Sunday, 13 May 2007
Our Lady of Fatima
Today is the ninetieth anniversary of the first of the apparitions at Fatima. It's also (a providential coincidence) the ninetieth anniversary of the episcopal ordination of Eugenio Pacelli, who as Pius XII was a great promoter of the Fatima message, and the twenty-sixth anniversary of the assassination attempt on John Paul II (the fact the bullet avoided all major organs was a result, he believed, of Our Lady's protection).
At Kingsland today we welcomed Br Aldo and Br Michael of the Heralds of the Gospel, together with members of their Third Order. They are a private association of pontifical right, originating in Brazil and with a house in London - in Hampton Wick (near Hampton Court Palace). At three of the morning Masses we started with a procession of the statue of Our Lady of Fatima and a prayer of consecration. Most impressive of all was the long queue of people after each Mass, waiting to venerate the image and receive from the Heralds a prayer card. Thanks to Br Michael, I thought I might post a few pictures to give you some of the 'flavour' of the morning. Popular piety is such an important part of the Church's life and much more accessible to the people than some other attempts at making the faith 'meaningful.' As one of the Heralds said, Our Lady is the 'key' that leads people so effectively to her Son.
P.S. The Heralds joined us for lunch (before going onto an Anglican church to preach the message of Fatima!). Also present were the two presbytery dogs, Oscar and Bruno, who were joined by their friend, Titus. Here are the three of them waiting on the stairs to see what was going on in the kitchen.
Saturday, 12 May 2007
Catholic England's Top Five
Here are five of my favourite places:
- Oxford - the city has so many Catholic connections (saints, martyrs and modern apostles like Newman and Ronald Knox) and many impressive Catholic centres within a short distance, including the Oratory, the Old Palace (University Chaplaincy), Blackfriars, Greyfriars, St Benet's Hall (OSB), Campion Hall (SJ) and Grandpoint House (Opus Dei).
- Farnborough Abbey - a little piece of France in the heart of Hampshire.
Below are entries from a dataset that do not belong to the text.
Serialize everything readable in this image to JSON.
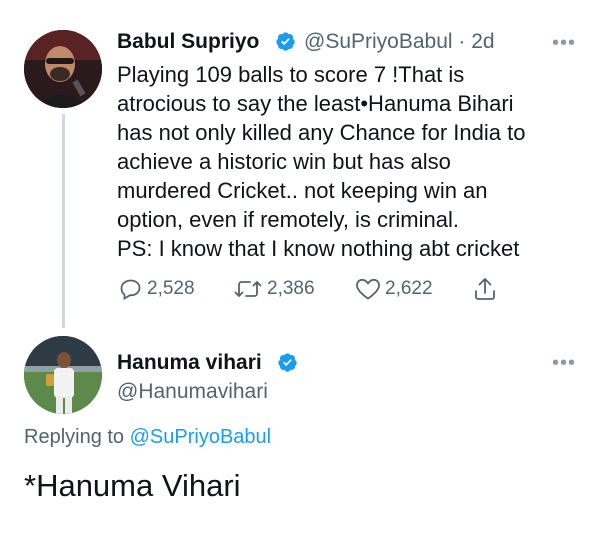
{
  "tweet": {
    "author_name": "Babul Supriyo",
    "author_handle": "@SuPriyoBabul",
    "time": "· 2d",
    "body_lines": [
      "Playing 109 balls to score 7 !That is",
      "atrocious to say the least•Hanuma Bihari",
      "has not only killed any Chance for India to",
      "achieve a historic win but has also",
      "murdered Cricket.. not keeping win an",
      "option, even if remotely, is criminal.",
      "PS: I know that I know nothing abt cricket"
    ],
    "replies_count": "2,528",
    "retweets_count": "2,386",
    "likes_count": "2,622",
    "more_label": "•••"
  },
  "reply": {
    "author_name": "Hanuma vihari",
    "author_handle": "@Hanumavihari",
    "replying_prefix": "Replying to ",
    "replying_mention": "@SuPriyoBabul",
    "text": "*Hanuma Vihari",
    "more_label": "•••"
  },
  "icons": {
    "reply": "reply-icon",
    "retweet": "retweet-icon",
    "like": "heart-icon",
    "share": "share-icon",
    "verified": "verified-badge-icon",
    "more": "more-options-icon"
  },
  "colors": {
    "brand_blue": "#1d9bf0",
    "secondary_text": "#536471",
    "primary_text": "#0f1419"
  }
}
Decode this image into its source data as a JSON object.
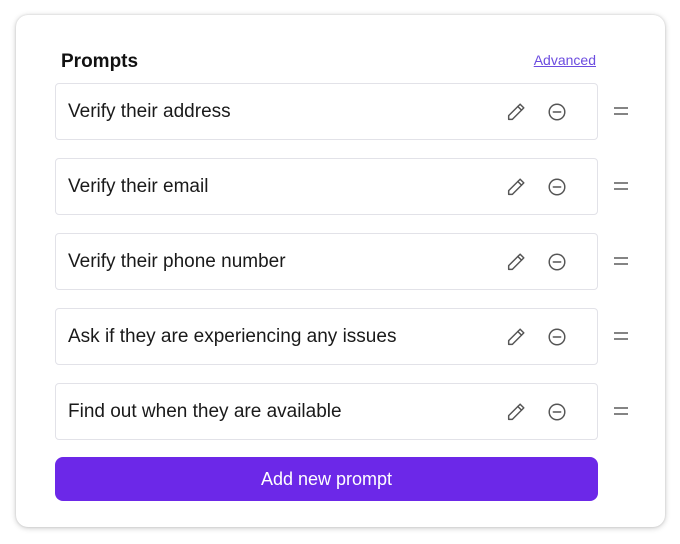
{
  "header": {
    "title": "Prompts",
    "advanced_link": "Advanced"
  },
  "prompts": [
    {
      "label": "Verify their address"
    },
    {
      "label": "Verify their email"
    },
    {
      "label": "Verify their phone number"
    },
    {
      "label": "Ask if they are experiencing any issues"
    },
    {
      "label": "Find out when they are available"
    }
  ],
  "icons": {
    "edit": "pencil-icon",
    "remove": "minus-circle-icon",
    "drag": "drag-handle-icon"
  },
  "add_button": {
    "label": "Add new prompt"
  },
  "colors": {
    "accent": "#6c28e8",
    "link": "#6c4ce0",
    "icon": "#555555",
    "border": "#e2e2e8"
  }
}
Despite being a Bonapartist shrine, the architecture is stunning, the liturgy dignified and the printing press prolific. Best of all, it's within easy reach of London.
- National Shrine of Our Lady of Willesden - not in the most beautiful part of London but it's a stunning and unspoilt 1931 church, complete with High Altar and baldacchino, with a shrine to Our Lady that restores a medieval devotion and was visited by St Thomas More. Plus it was the church of my Ordination!
- St James', Spanish Place - another beautiful London church with a fine musical and liturgical tradition.
- Stonyhurst - the Jesuit school in Lancashire that has England's greatest treasure-trove of Catholic relics. Talking of Lancashire, I could also add St Peter's Cathedral, Lancaster, and St Walburge's, Preston, to my 'Top Five.'
Friday, 11 May 2007
A Somerset Retreat
The last thing you expect to see whilst on a retreat is a military parade. Tuesday evening saw the school training corps 'beat retreat,' complete (much to my delight) with some Scottish pipers. It was very impressive! In the background you can see the original monastic church and the main school buildings:
Monday, 7 May 2007
Saturday, 5 May 2007
The bell revealed whose house it is:
The Holy Father's elder brother, Georg, lives here, cared for by his trusty housekeeper, Agnes Heindl. For a split second I was tempted to ring the bell for a photo opportunity before pulling myself together! Mgr Georg must get his fair share of nuisance calls: the plaque placed on the house by the Chapter of the Johanneskirche publicly says that it was here that Pope Benedict met his brother on 13 September 2006: